The insight was a reminder (for as I said in the book, of course the point had been made throughout history): More than law regulates. And that if we find ourselves in a particularly happy moment — when the liberty and prosperity of the time make us wish that things as they are might always be — we need to remember that it’s not just law that can muck things up. John Stuart Mill was not just worried about Parliament in On Liberty. He was more worried about British norms that stifled dissent. Stanford Professor — and Reagan’s Assistant Attorney General for Antitrust — William Baxter was not just worried about backward regulation at the FCC. When he launched his effort to break up AT&T, he was also worried about market power that was stifling competition in telecommunications. French revolutionaries in the mid-19th century were not just worried about stupid edicts from a failing emperor — indeed, they thrived on such silliness. What worried them more was that Napoleon III had rebuilt Paris with wide boulevards and multiple passages, making it very difficult for them to bring the city to a standstill. What each of these actors recognized was the first point of Code: Again, that more than law regulates.
That point led to a second: That if we’re to preserve a state of liberty, we need to worry about much more than bad law. No doubt, laws might be changed to take away a liberty (think: the USA-PATRIOT Act). But so too, norms might change to make dissent costly (think: the Dixie Chicks). Markets could become concentrated, reducing the opportunity for innovation (think about the extraordinary re-concentration in telecom access to the Internet). And architecture, or “code” could change, to take away a freedom that too many had taken for granted (think: do you really know who knows what about where you go on the Internet?).
Point two then led to a final point three: That for the Internet, we (circa 1999) were paying plenty of attention to changes in law. We were not paying enough attention to changes in code. And indeed, for obvious reasons, those who controlled much of the code (what I unhelpfully called “commerce”) circa 1999 had plenty of reasons to change that code in ways that better enabled their own control, and as a byproduct (whether intended or not), control by the government. As I wrote, “Commerce, like government, fares better in a well-regulated world. Commerce would, whether directly or indirectly, help supply resources to build a well-regulated world.” (p. xiii)"

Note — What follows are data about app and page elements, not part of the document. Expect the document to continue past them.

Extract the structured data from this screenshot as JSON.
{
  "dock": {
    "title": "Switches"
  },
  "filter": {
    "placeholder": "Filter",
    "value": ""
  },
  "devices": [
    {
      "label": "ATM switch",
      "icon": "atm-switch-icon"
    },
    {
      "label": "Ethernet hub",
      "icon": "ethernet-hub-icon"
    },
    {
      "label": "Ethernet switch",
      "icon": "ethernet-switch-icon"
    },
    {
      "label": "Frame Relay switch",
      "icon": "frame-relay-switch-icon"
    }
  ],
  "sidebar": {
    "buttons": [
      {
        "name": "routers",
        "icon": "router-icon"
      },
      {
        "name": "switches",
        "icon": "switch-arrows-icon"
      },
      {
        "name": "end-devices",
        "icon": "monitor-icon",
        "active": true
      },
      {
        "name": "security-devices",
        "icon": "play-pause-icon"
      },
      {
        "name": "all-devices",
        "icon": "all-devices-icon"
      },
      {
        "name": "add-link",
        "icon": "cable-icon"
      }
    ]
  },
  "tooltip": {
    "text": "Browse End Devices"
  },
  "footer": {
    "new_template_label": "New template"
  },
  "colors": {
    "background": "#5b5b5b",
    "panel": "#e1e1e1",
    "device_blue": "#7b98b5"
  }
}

Tuesday, May 12, 2009
Lessig on continuing the work of Code
I haven't done a Lessig post in a while but would recommend his latest essay.